You are here

Bloomsburry Family law

Practice area

The elderly client and the Mental Health Act

For many people and their families, the difficulties of advancing age are compounded by the onset of mental health problems of one sort or another. Dementia is only one such condition; severe depression is also common, which is hardly surprising at a time of life when the rate of change, loss and physical pain is increasing. However, if the result is that the person concerned neglects his or her own needs, or puts his or her health or safety at risk in other ways, the psychiatric services may consider statutory involvement

The honest choice

In 1991//92 we were members of what was known as, The Shortfall Monitoring Group, this comprised of interested bodies including Age Concern, Care home proprietors and social services monitoring the effect and consequences of the level of income support being inadequate to fund the fees of residential accommodation. On the one hand it aimed to provide support for individuals and their families, who were under pressure to top up fees, facing the threat of eviction, downgrading of accommodation or use of personal allowances and remaining capital to fund fees. On the other hand it monitored the closure of care homes forced out of business by accommodating elderly people at below market rates

Complaints and the Mental Health Act Commission

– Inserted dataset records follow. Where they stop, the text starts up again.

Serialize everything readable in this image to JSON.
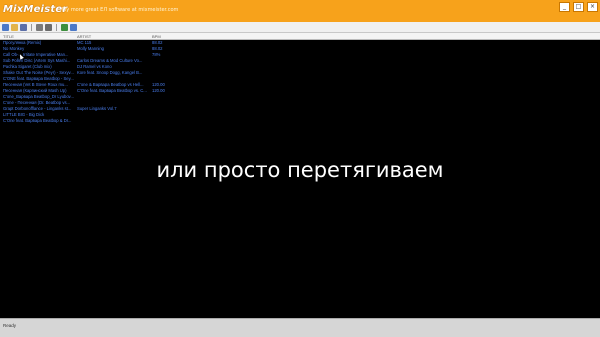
{
  "app": {
    "logo": "MixMeister",
    "tagline": "Fly more great ЕЛ software at mixmeister.com"
  },
  "window_buttons": [
    "_",
    "□",
    "×"
  ],
  "toolbar_icons": [
    {
      "name": "new-icon",
      "color": "#4c79c8"
    },
    {
      "name": "open-icon",
      "color": "#e2b34a"
    },
    {
      "name": "save-icon",
      "color": "#5c6fa8"
    },
    {
      "name": "print-icon",
      "color": "#7a7a7a"
    },
    {
      "name": "settings-icon",
      "color": "#6a6a6a"
    },
    {
      "name": "analyze-icon",
      "color": "#3e8f3e"
    },
    {
      "name": "help-icon",
      "color": "#4c79c8"
    }
  ],
  "columns": {
    "title": "TITLE",
    "artist": "ARTIST",
    "bpm": "BPM"
  },
  "tracks": [
    {
      "title": "Прогулянка (Remix)",
      "artist": "MC 115",
      "bpm": "88.02"
    },
    {
      "title": "No Monkey",
      "artist": "Molly Manning",
      "bpm": "88.02"
    },
    {
      "title": "Call Ob-... Irritate Imperative Man...",
      "artist": "",
      "bpm": "78%"
    },
    {
      "title": "Sub Pollen Disc (Artem Sys Mashi...",
      "artist": "Carlos Dreams & Mod Culture Vo...",
      "bpm": ""
    },
    {
      "title": "Pachka Sigaret (Club mix)",
      "artist": "DJ Ramel vs Kono",
      "bpm": ""
    },
    {
      "title": "Shake Out The Noise (Peyr) - Sexyv...",
      "artist": "Kore feat. Snoop Dogg, Kangel B...",
      "bpm": ""
    },
    {
      "title": "C'ONE feat. Варвара Beatbop - Sey...",
      "artist": "",
      "bpm": ""
    },
    {
      "title": "Песенная (Vet B Steve Roux mu...",
      "artist": "C'one & Варвара Beatbop vs Hell...",
      "bpm": "120.00"
    },
    {
      "title": "Песенная (Карпинский Mash Up)",
      "artist": "C'One feat. Варвара Beatbop vs. C...",
      "bpm": "120.00"
    },
    {
      "title": "C'one_Варвара Beatbop_Dr Lyubov...",
      "artist": "",
      "bpm": ""
    },
    {
      "title": "C'one - Песенная (Dr. Beatbop vs...",
      "artist": "",
      "bpm": ""
    },
    {
      "title": "Grapt Dorbonofflance - Linganks st...",
      "artist": "Super Linganks Vol.7",
      "bpm": ""
    },
    {
      "title": "LITTLE BIG - Big Dick",
      "artist": "",
      "bpm": ""
    },
    {
      "title": "C'One feat. Варвара Beatbop & Dr...",
      "artist": "",
      "bpm": ""
    }
  ],
  "overlay_caption": "или просто перетягиваем",
  "status": "Ready"
}
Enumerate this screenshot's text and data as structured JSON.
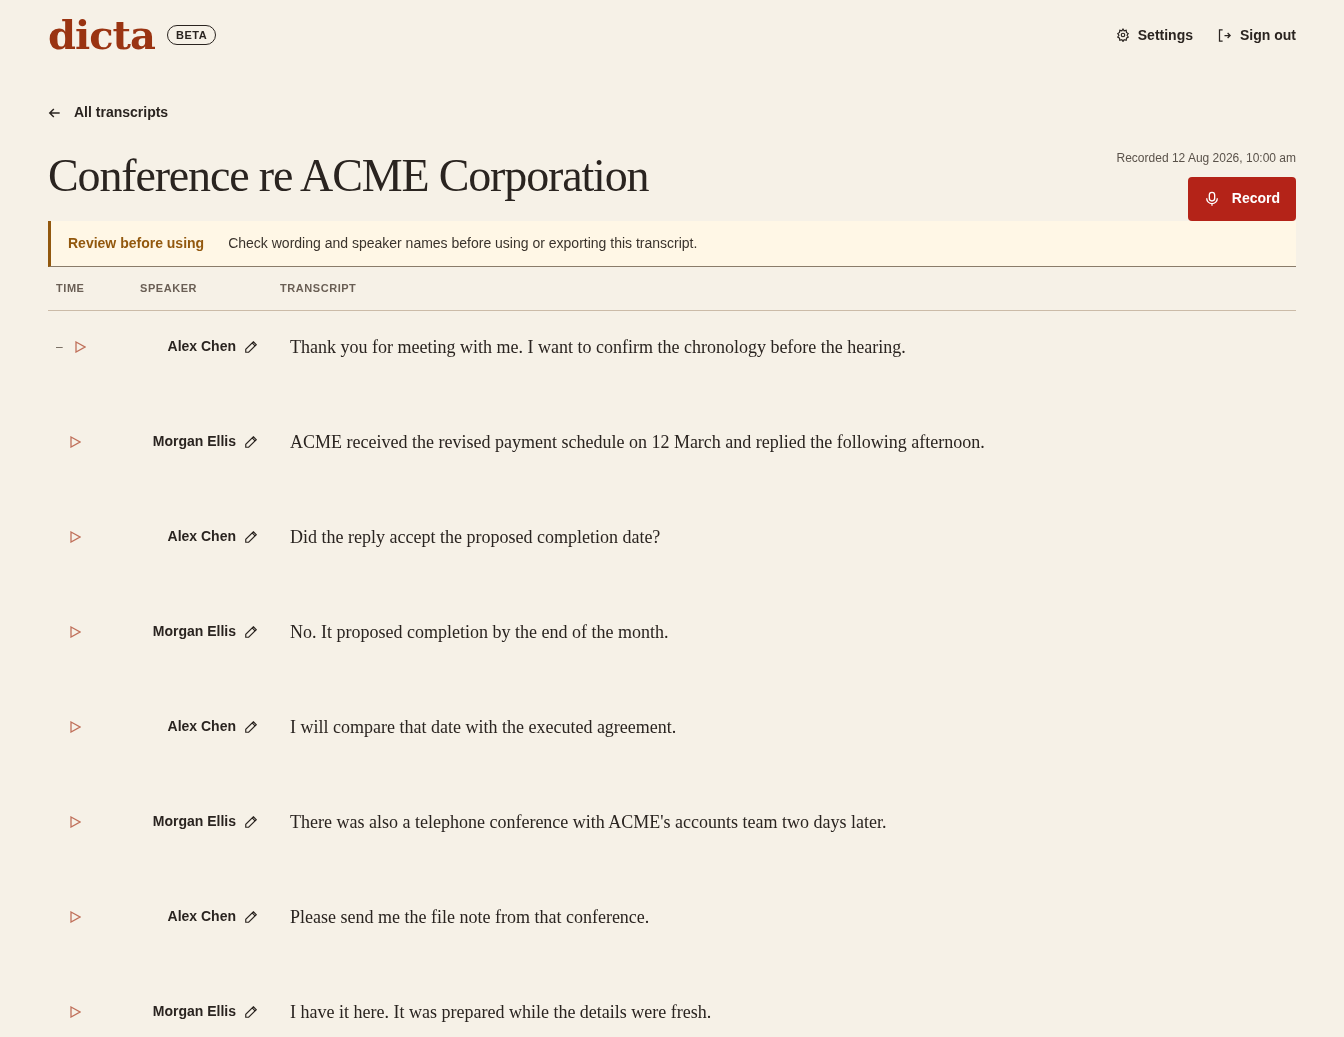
{
  "header": {
    "logo": "dicta",
    "badge": "BETA",
    "nav": [
      {
        "kind": "settings",
        "label": "Settings"
      },
      {
        "kind": "signout",
        "label": "Sign out"
      }
    ]
  },
  "back_link": "All transcripts",
  "title": "Conference re ACME Corporation",
  "recorded": "Recorded 12 Aug 2026, 10:00 am",
  "record_button": "Record",
  "notice": {
    "title": "Review before using",
    "text": "Check wording and speaker names before using or exporting this transcript."
  },
  "table": {
    "columns": [
      "TIME",
      "SPEAKER",
      "TRANSCRIPT"
    ],
    "rows": [
      {
        "time": "–",
        "speaker": "Alex Chen",
        "text": "Thank you for meeting with me. I want to confirm the chronology before the hearing."
      },
      {
        "speaker": "Morgan Ellis",
        "text": "ACME received the revised payment schedule on 12 March and replied the following afternoon."
      },
      {
        "speaker": "Alex Chen",
        "text": "Did the reply accept the proposed completion date?"
      },
      {
        "speaker": "Morgan Ellis",
        "text": "No. It proposed completion by the end of the month."
      },
      {
        "speaker": "Alex Chen",
        "text": "I will compare that date with the executed agreement."
      },
      {
        "speaker": "Morgan Ellis",
        "text": "There was also a telephone conference with ACME's accounts team two days later."
      },
      {
        "speaker": "Alex Chen",
        "text": "Please send me the file note from that conference."
      },
      {
        "speaker": "Morgan Ellis",
        "text": "I have it here. It was prepared while the details were fresh."
      }
    ]
  }
}
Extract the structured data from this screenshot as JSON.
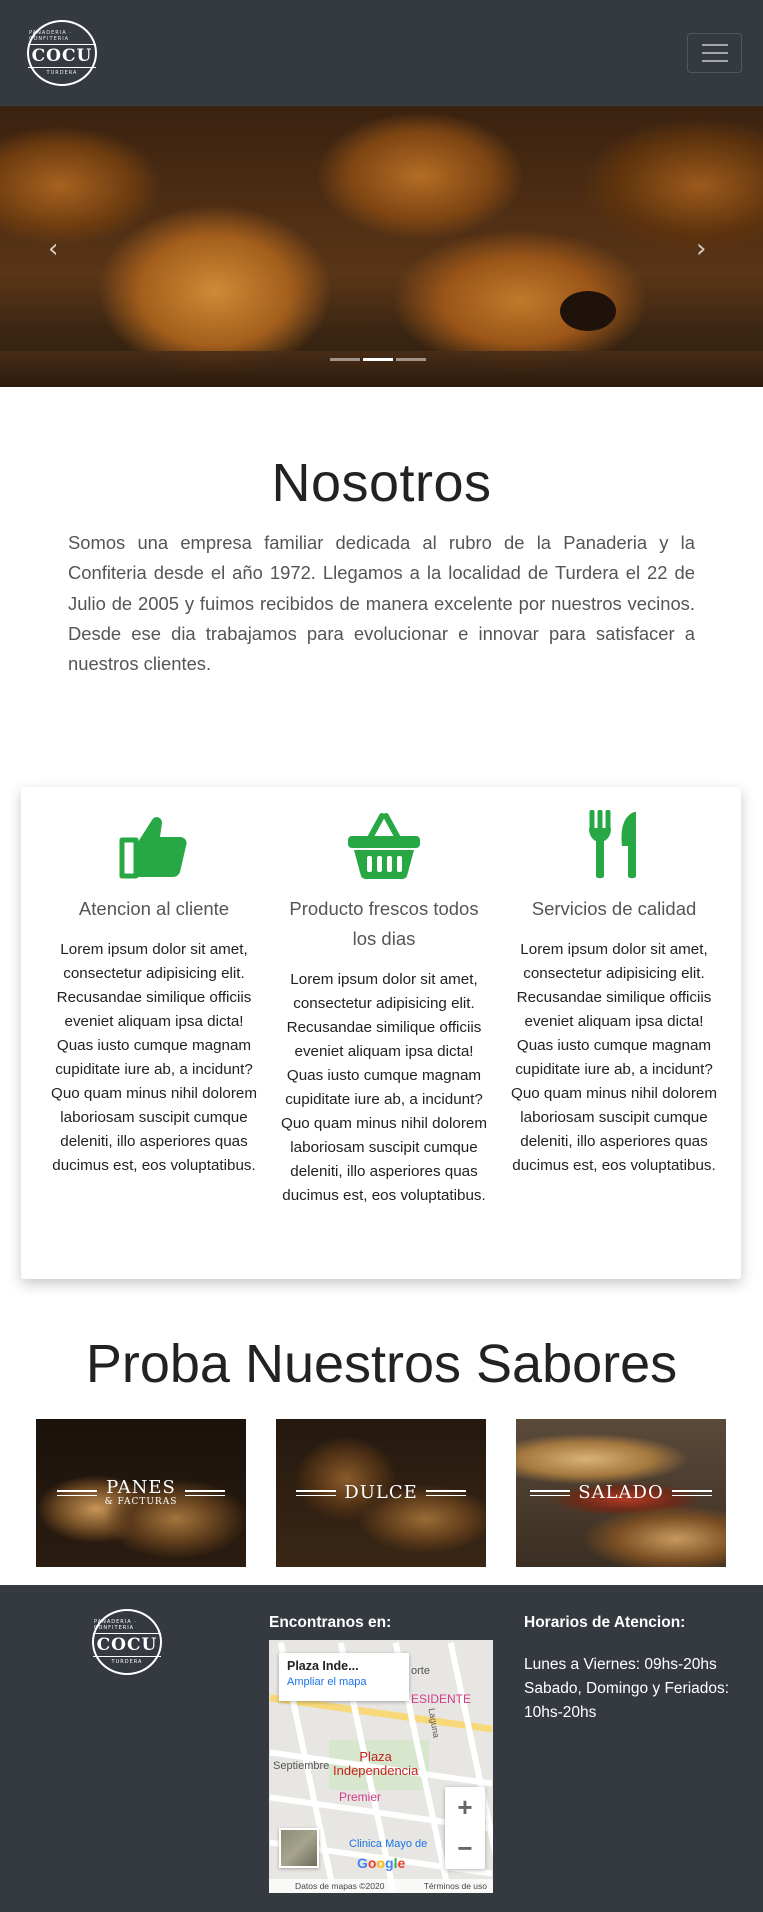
{
  "navbar": {
    "logo_text": "COCU",
    "logo_ring_top": "PANADERIA · CONFITERIA",
    "logo_ring_bottom": "TURDERA",
    "menu_toggle_icon": "hamburger-icon"
  },
  "carousel": {
    "prev_icon": "‹",
    "next_icon": "›",
    "slides_count": 3,
    "active_slide": 1
  },
  "nosotros": {
    "title": "Nosotros",
    "text": "Somos una empresa familiar dedicada al rubro de la Panaderia y la Confiteria desde el año 1972. Llegamos a la localidad de Turdera el 22 de Julio de 2005 y fuimos recibidos de manera excelente por nuestros vecinos. Desde ese dia trabajamos para evolucionar e innovar para satisfacer a nuestros clientes."
  },
  "features": [
    {
      "icon": "thumbs-up-icon",
      "title": "Atencion al cliente",
      "text": "Lorem ipsum dolor sit amet, consectetur adipisicing elit. Recusandae similique officiis eveniet aliquam ipsa dicta! Quas iusto cumque magnam cupiditate iure ab, a incidunt? Quo quam minus nihil dolorem laboriosam suscipit cumque deleniti, illo asperiores quas ducimus est, eos voluptatibus."
    },
    {
      "icon": "basket-icon",
      "title": "Producto frescos todos los dias",
      "text": "Lorem ipsum dolor sit amet, consectetur adipisicing elit. Recusandae similique officiis eveniet aliquam ipsa dicta! Quas iusto cumque magnam cupiditate iure ab, a incidunt? Quo quam minus nihil dolorem laboriosam suscipit cumque deleniti, illo asperiores quas ducimus est, eos voluptatibus."
    },
    {
      "icon": "utensils-icon",
      "title": "Servicios de calidad",
      "text": "Lorem ipsum dolor sit amet, consectetur adipisicing elit. Recusandae similique officiis eveniet aliquam ipsa dicta! Quas iusto cumque magnam cupiditate iure ab, a incidunt? Quo quam minus nihil dolorem laboriosam suscipit cumque deleniti, illo asperiores quas ducimus est, eos voluptatibus."
    }
  ],
  "sabores": {
    "title": "Proba Nuestros Sabores",
    "tiles": [
      {
        "label": "PANES",
        "sublabel": "& FACTURAS"
      },
      {
        "label": "DULCE",
        "sublabel": ""
      },
      {
        "label": "SALADO",
        "sublabel": ""
      }
    ]
  },
  "footer": {
    "logo_text": "COCU",
    "logo_ring_top": "PANADERIA · CONFITERIA",
    "logo_ring_bottom": "TURDERA",
    "location_heading": "Encontranos en:",
    "hours_heading": "Horarios de Atencion:",
    "hours_line_1": "Lunes a Viernes: 09hs-20hs",
    "hours_line_2": "Sabado, Domingo y Feriados:",
    "hours_line_3": "10hs-20hs",
    "map": {
      "place_name": "Plaza Inde...",
      "enlarge_link": "Ampliar el mapa",
      "plaza_label_1": "Plaza",
      "plaza_label_2": "Independencia",
      "poi_premier": "Premier",
      "poi_clinica": "Clinica Mayo de",
      "poi_residente": "ESIDENTE",
      "street_septiembre": "Septiembre",
      "street_lagunita": "Laguna",
      "street_norte": "orte",
      "zoom_in": "+",
      "zoom_out": "−",
      "google": "Google",
      "attribution": "Datos de mapas ©2020",
      "terms": "Términos de uso"
    }
  },
  "colors": {
    "navbar_bg": "#343a40",
    "accent_green": "#28a745",
    "footer_bg": "#343a40"
  }
}
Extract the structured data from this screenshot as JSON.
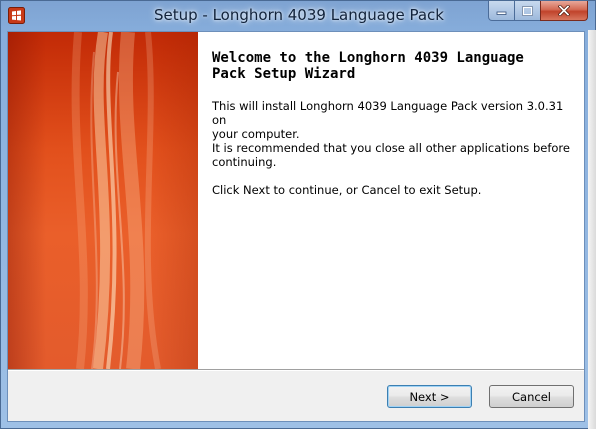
{
  "window": {
    "title": "Setup - Longhorn 4039 Language Pack",
    "icons": {
      "app": "setup-app-icon",
      "minimize": "minimize-icon",
      "maximize": "maximize-icon",
      "close": "close-icon"
    },
    "colors": {
      "banner": "#e2501c",
      "close_button": "#c0432b",
      "content_bg": "#ffffff"
    }
  },
  "wizard": {
    "heading_line1": "Welcome to the Longhorn 4039 Language",
    "heading_line2": "Pack Setup Wizard",
    "paragraph1_line1": "This will install Longhorn 4039 Language Pack version 3.0.31 on",
    "paragraph1_line2": "your computer.",
    "paragraph2_line1": "It is recommended that you close all other applications before",
    "paragraph2_line2": "continuing.",
    "paragraph3": "Click Next to continue, or Cancel to exit Setup."
  },
  "buttons": {
    "next": "Next >",
    "cancel": "Cancel"
  }
}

Any complaints arising out of the exercise for the power to detain, manage and control, and the duty to treat are complaints in respect of which the [Mental Health Act Commission] has jurisdiction. It seems to me that management, control and treatment all form part of the package of compulsion which is the essence of Section 3 detention which it is the duty of the Secretary of State to keep under review under section 120(1) of the [Mental Health] Act. R v Mental Health Act Commission ex p Smith1